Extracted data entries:
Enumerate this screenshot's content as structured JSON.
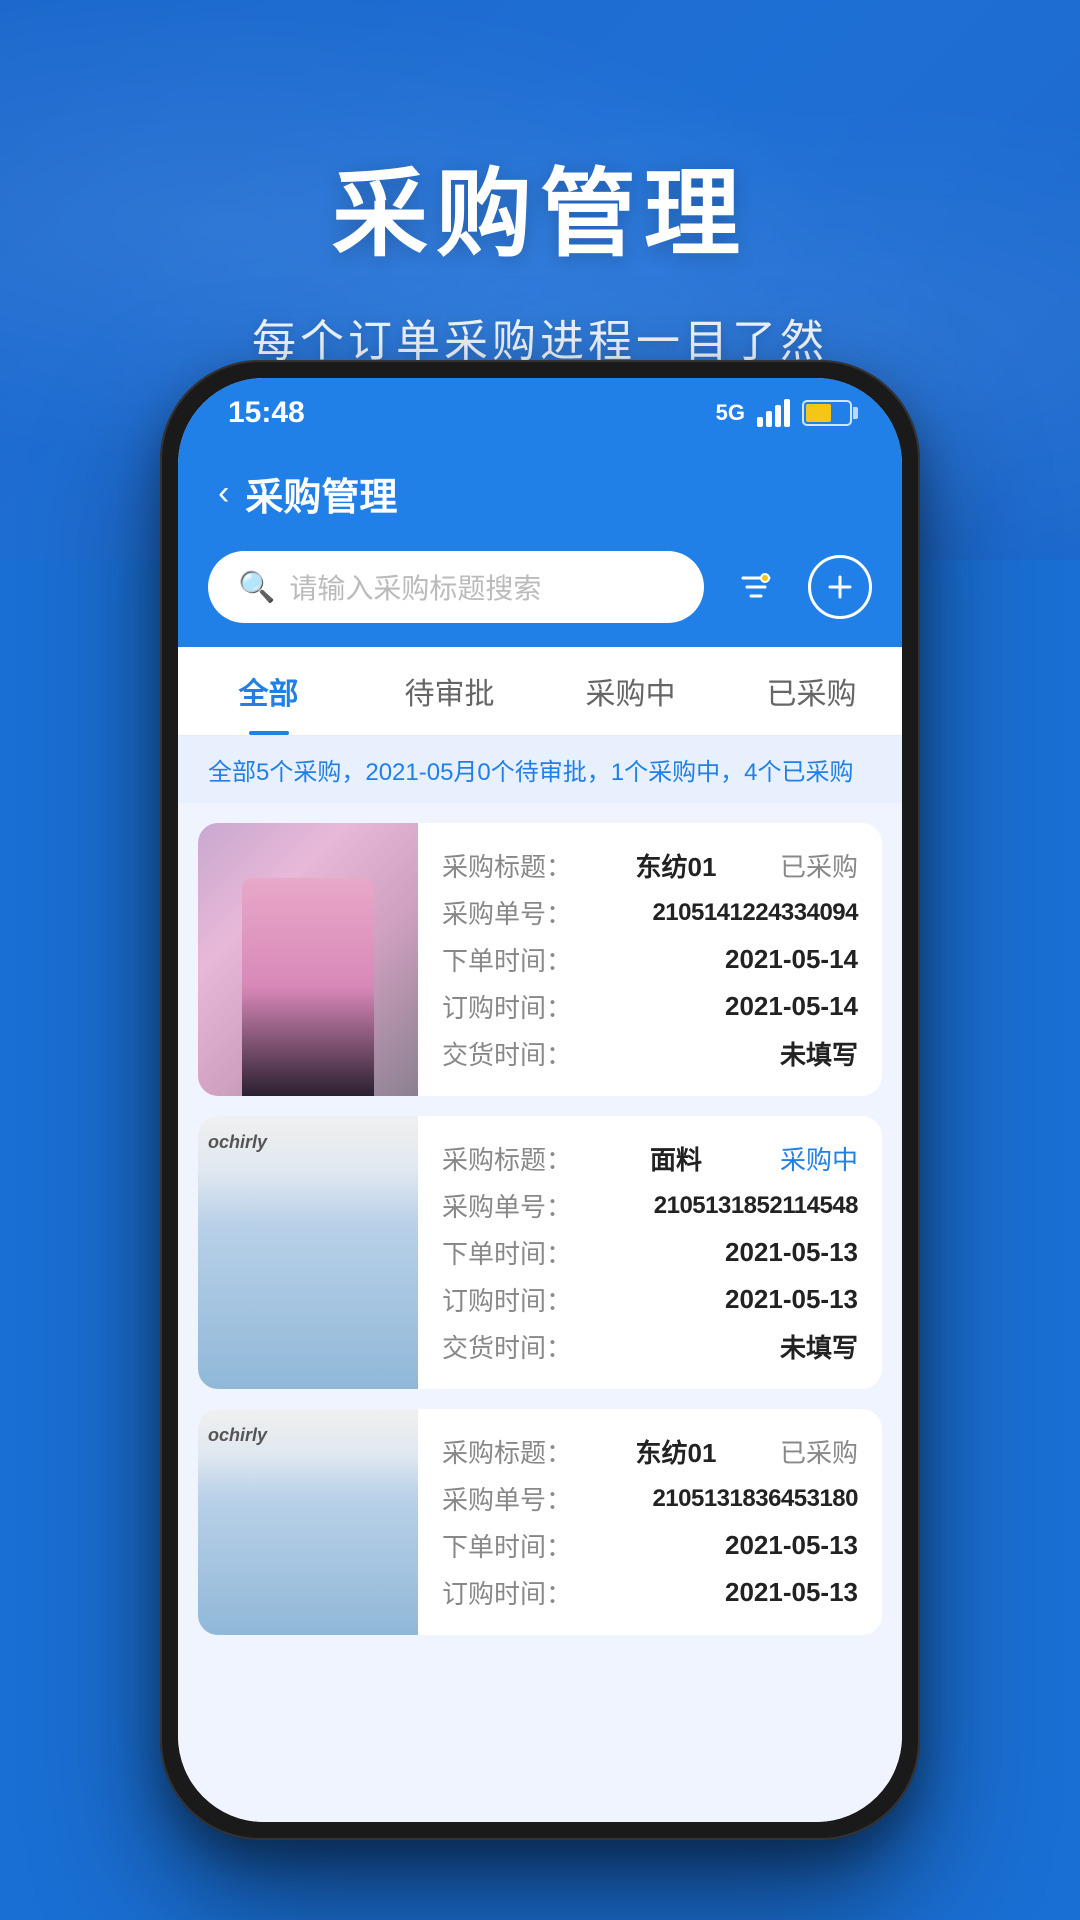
{
  "hero": {
    "title": "采购管理",
    "subtitle": "每个订单采购进程一目了然"
  },
  "status_bar": {
    "time": "15:48",
    "signal": "5G"
  },
  "header": {
    "back_label": "‹",
    "title": "采购管理"
  },
  "search": {
    "placeholder": "请输入采购标题搜索"
  },
  "tabs": [
    {
      "label": "全部",
      "active": true
    },
    {
      "label": "待审批",
      "active": false
    },
    {
      "label": "采购中",
      "active": false
    },
    {
      "label": "已采购",
      "active": false
    }
  ],
  "summary": {
    "text": "全部5个采购，2021-05月0个待审批，1个采购中，4个已采购"
  },
  "products": [
    {
      "image_type": "fashion1",
      "brand": "",
      "purchase_title_label": "采购标题：",
      "purchase_title": "东纺01",
      "status": "已采购",
      "status_type": "purchased",
      "order_no_label": "采购单号：",
      "order_no": "2105141224334094",
      "place_time_label": "下单时间：",
      "place_time": "2021-05-14",
      "order_time_label": "订购时间：",
      "order_time": "2021-05-14",
      "delivery_time_label": "交货时间：",
      "delivery_time": "未填写"
    },
    {
      "image_type": "fashion2",
      "brand": "ochirly",
      "purchase_title_label": "采购标题：",
      "purchase_title": "面料",
      "status": "采购中",
      "status_type": "purchasing",
      "order_no_label": "采购单号：",
      "order_no": "2105131852114548",
      "place_time_label": "下单时间：",
      "place_time": "2021-05-13",
      "order_time_label": "订购时间：",
      "order_time": "2021-05-13",
      "delivery_time_label": "交货时间：",
      "delivery_time": "未填写"
    },
    {
      "image_type": "fashion3",
      "brand": "ochirly",
      "purchase_title_label": "采购标题：",
      "purchase_title": "东纺01",
      "status": "已采购",
      "status_type": "purchased",
      "order_no_label": "采购单号：",
      "order_no": "2105131836453180",
      "place_time_label": "下单时间：",
      "place_time": "2021-05-13",
      "order_time_label": "订购时间：",
      "order_time": "2021-05-13",
      "delivery_time_label": "交货时间：",
      "delivery_time": ""
    }
  ],
  "colors": {
    "primary": "#2080e8",
    "purchased": "#888888",
    "purchasing": "#2080e8"
  }
}
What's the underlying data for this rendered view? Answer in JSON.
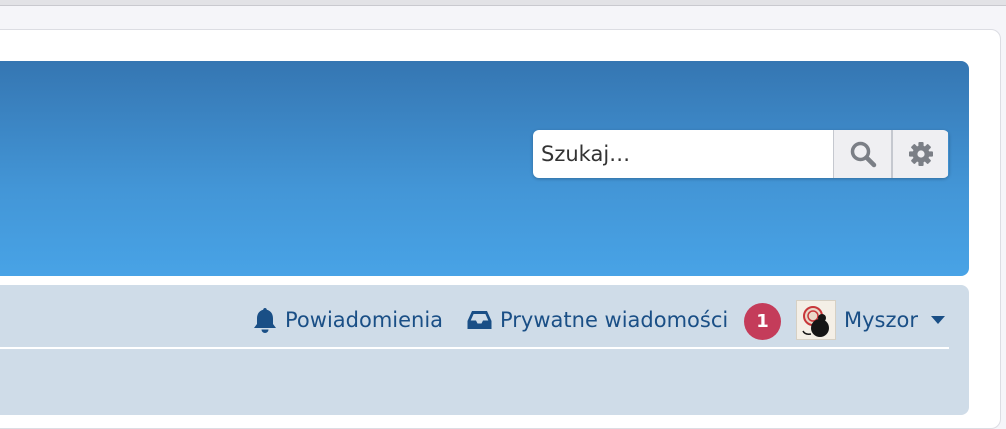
{
  "search": {
    "placeholder": "Szukaj…"
  },
  "nav": {
    "notifications_label": "Powiadomienia",
    "messages_label": "Prywatne wiadomości",
    "messages_count": "1",
    "username": "Myszor"
  },
  "colors": {
    "header_top": "#3576b2",
    "header_bottom": "#48a3e6",
    "navbar_bg": "#cfdce8",
    "link": "#1a4f86",
    "badge": "#c43c5a"
  },
  "icons": {
    "search": "search-icon",
    "settings": "gear-icon",
    "notifications": "bell-icon",
    "messages": "inbox-icon",
    "user_menu": "caret-down-icon"
  }
}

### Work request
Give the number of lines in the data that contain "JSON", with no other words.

### Response below
2